Search America's historic newspaper pages from 1789-1963 or use the U.S. Newspaper Directory to find information about American newspapers published between 1690-present. Chronicling America is sponsored jointly by the National Endowment for the Humanities external link and the Library of Congress. Learn more
About Lietuva. [volume] (Chicago, Ill.) 1892-1920
Chicago, Ill. (1892-1920)
- Lietuva. [volume] : (Chicago, Ill.) 1892-1920
- Alternative Titles:
- Lithuania July 1, 1919-May 8, 1920
- Place of publication:
- Chicago, Ill.
- Geographic coverage:
- Lithuanian Pub. Co.
- Dates of publication:
- Met. 1, no. 1 (gr. 10, 1892)-m. 26, no. 110 (geg. 8, 1920).
- Daily (except Sunday) Nov. 23, 1918-May 8, 1920
- Chicago (Ill.)--Newspapers.
- Lithuanian American newspapers--fast--(OCoLC)fst01000339
- Lithuanian American newspapers--Illinois--Chicago.
- Lithuanian Americans--Illinois--Chicago--Newspapers.
- Lithuanian Americans.--fast--(OCoLC)fst01000343
- Lithuanians--United States--Newspapers.
- United States.--fast--(OCoLC)fst01204155
- Archived issues are available in digital format from the Library of Congress Chronicling America online collection.
- Available on microfilm;
- In Lithuanian.
- Issues for Nov. 23, 1918-May 8, 1920 called also: M. 1-3.
- Preservation microfilmed in cooperation with the University of Illinois at Urbana-Champaign Library as part of the United States Newspaper Program; the years 1908-1916, 1920 (on 4 microfilm reels) are available for purchase from OCLC Preservation Service Centers. Issues for Jan. 2-May 8, 1920 filmed with: Amerikos Lietuva, Aug. 26, 1914-May 25, 1915.
- sn 83045284
- Related Links:
- View complete holdings information
- First Issue Last Issue

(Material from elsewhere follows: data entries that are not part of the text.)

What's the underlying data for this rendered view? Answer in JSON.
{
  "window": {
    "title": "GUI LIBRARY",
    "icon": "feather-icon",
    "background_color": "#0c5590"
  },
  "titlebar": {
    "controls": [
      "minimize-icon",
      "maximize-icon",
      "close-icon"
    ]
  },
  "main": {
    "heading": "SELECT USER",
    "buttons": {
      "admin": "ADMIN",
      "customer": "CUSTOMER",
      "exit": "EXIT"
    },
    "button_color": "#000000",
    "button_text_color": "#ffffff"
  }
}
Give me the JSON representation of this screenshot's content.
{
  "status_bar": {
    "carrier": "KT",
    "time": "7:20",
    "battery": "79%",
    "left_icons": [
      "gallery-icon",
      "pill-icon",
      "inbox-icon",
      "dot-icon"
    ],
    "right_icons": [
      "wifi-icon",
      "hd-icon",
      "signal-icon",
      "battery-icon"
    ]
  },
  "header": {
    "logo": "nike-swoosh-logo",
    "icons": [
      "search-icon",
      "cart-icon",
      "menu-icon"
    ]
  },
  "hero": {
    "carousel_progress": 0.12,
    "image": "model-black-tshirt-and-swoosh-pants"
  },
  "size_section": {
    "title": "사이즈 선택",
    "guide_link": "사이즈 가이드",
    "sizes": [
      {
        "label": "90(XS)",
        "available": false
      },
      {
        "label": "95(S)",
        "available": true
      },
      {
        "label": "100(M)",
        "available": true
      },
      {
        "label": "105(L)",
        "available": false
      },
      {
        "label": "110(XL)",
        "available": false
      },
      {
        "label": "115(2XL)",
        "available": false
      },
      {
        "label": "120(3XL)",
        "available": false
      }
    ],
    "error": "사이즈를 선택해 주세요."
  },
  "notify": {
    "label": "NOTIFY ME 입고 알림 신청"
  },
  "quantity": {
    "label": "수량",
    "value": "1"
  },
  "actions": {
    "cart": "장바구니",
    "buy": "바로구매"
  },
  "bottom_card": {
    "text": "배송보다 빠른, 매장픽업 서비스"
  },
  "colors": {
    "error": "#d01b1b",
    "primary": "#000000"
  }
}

On December 10, 1892, Stanley Rokos (Rokosas) founded Lietuva ("Lithuania") in the Chicago printing house of Reforma ("Reform"),his unsuccessful Polish-American weekly newspaper. After publishing only seven issues and at odds with his editor, John Grinius, Rokos sold Lietuva to A.V. Zaliauskas. The latter moved the printing shop without notifying Rokos, who held the shop under mortgage. Caught in the enduring feud between the two associates, Zaliauskas found himself arrested. In the end, Rokos sold the newspaper to Peter Zacharevicius and Simon Lelasius for the mortgaged value. Faced with financial turmoil, the new owners soon sold Lietuva to Anthony Olsevskis (Olšauskis), who went on to manage the newspaper for the next 24 years. Olsevskis functioned as Lietuva's sole proprietor until December 14, 1895, when he hired L. Sernas (Joseph Adomaitis) as editor. Together, Sernas and Olsevskis successfully edited and published Lietuva as an independent, Lithuanian-American newspaper that celebrated full family immigration to America. At the same time, the paper encouraged the immigrants to remember their Lithuanian heritage rather than succumbing to total assimilation. Lietuva featured nationalistic undertones in its coverage of affairs both in the United States and abroad. Despite the Lithuanian-American community's effort to promote its contributions to United States' economy, Lietuva also supported the community's economic solidarity with such ferocity that non-Lithuanian populations were sometimes pushed out of Lithuanian neighborhoods and business districts in Chicago. The result was greater segregation rather than mainstreaming for Lithuanian-Americans.
In later years, Lietuva featured installments from current literature, claiming status as a "Literary" newspaper in N.W. Ayer & Son's American Newspaper Annual from 1905 to 1913. In 1909, Sernas was joined by two assistant editors to cope with the exponential growth of the newspaper. With constant changes in editorial policy, Sernas eventually decided to resign, leaving his position as editor with Bruno K. Balutis (Bronius K. Balutis). With changes of editor, alongside changes in the world-wide political environment with the outbreak of World War I, Lietuva shifted its focus to cover topics related to the war and the Lithuanian homeland. An inevitable shift in the newspaper's voice was indicative of the conflict's impact on Lithuanians, both in Europe and the United States. Stories about “Didysis Karas,” (the “Great War”) later “Didēji Karē,” appeared throughout the newspaper. A front-page spread, sometimes spanning several pages recounted events of the war in photographs, illustrations, and the text.
In 1916, Olsevskis's work in reorganizing the Universal State Bank took priority over his other business pursuits. He sold Lietuva to Joseph J. Baciunas and John. P. Pajauskas. In 1918, the two men reinvented Lietuva as a daily, publishing features representative of nations and peoples affected by war. Under the editorship of J. Gedminas, Lietuva continued as a daily publication through May 8, 1920.